Credit Rod Kennedy Jr. for a keen perseverance. Pursuant to the story linked to his name, Kennedy unearthed (the right word) the blueprints for Ebbets Field. This is where Kennedy lives in his memories (as all us fans of baseball and cricket do, whatever the era or place in the world, Flatbush or Tibet) of a wild (in terms of where the ball was going after it left his hand)-young Sandy Koufax and the then-more-established Boys of Summer from the 1950s.
Kennedy’s dream is a one-quarter scale re-creation of Ebbets Field for a Dodgers museum. Kennedy went scavenging, in a place he more expected to find Bela Lugosi morphing into a bat, for the original stadium plans. Unfortunately, the Brooklyn Municipal fathers have reclaimed the blueprints. But much had been learned:

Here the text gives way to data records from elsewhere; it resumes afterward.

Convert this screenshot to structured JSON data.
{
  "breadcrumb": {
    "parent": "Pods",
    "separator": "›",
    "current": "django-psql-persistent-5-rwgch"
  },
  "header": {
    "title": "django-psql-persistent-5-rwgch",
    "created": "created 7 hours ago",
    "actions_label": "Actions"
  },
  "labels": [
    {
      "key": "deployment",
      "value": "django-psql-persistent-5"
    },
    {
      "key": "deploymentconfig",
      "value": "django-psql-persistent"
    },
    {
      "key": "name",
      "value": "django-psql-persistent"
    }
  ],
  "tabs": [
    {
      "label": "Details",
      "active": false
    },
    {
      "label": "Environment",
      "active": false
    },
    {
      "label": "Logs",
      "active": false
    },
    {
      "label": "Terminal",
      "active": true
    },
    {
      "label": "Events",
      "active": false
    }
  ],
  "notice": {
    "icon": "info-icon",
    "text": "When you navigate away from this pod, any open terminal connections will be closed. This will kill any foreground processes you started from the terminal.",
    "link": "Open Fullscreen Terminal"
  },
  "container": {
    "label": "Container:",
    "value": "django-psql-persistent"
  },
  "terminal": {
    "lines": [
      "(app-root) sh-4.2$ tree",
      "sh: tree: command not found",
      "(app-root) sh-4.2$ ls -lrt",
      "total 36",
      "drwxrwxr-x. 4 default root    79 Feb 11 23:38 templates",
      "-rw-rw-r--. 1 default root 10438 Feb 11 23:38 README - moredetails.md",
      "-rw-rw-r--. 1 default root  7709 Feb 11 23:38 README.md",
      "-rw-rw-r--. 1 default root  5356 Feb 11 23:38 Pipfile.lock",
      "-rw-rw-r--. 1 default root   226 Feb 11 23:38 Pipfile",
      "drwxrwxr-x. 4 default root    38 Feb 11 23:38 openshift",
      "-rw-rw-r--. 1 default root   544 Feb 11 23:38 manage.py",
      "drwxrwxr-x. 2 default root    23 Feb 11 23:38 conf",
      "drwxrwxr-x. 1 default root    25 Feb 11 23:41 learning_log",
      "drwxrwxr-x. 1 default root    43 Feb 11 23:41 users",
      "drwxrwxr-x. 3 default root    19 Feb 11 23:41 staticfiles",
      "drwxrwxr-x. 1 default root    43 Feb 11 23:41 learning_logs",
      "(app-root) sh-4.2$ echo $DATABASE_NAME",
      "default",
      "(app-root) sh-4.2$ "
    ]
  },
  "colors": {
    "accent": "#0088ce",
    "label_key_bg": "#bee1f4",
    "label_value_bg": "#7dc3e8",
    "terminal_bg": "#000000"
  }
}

“The drawings revealed unknown aspects of the ballpark’s design…. ‘Photos are usually taken from some distance away, and when you stand back from the entrance you see little tiny round things on the roof of the ballpark,’ [an observer] said. The blueprints showed that these rooftop decorations, known as antefixes, were in fact baseballs, ornaments that echoed the baseball-adorned terracotta spandrels above the pilasters. The lot plan also showed that McKeever Place, on the…third-base side, was named Cedar Place in 1912.”
Whether instruments of the Dodgers Symph-phony Band have been or will be discovered, since the wrecking (base)ball of early 1960, remains unknown.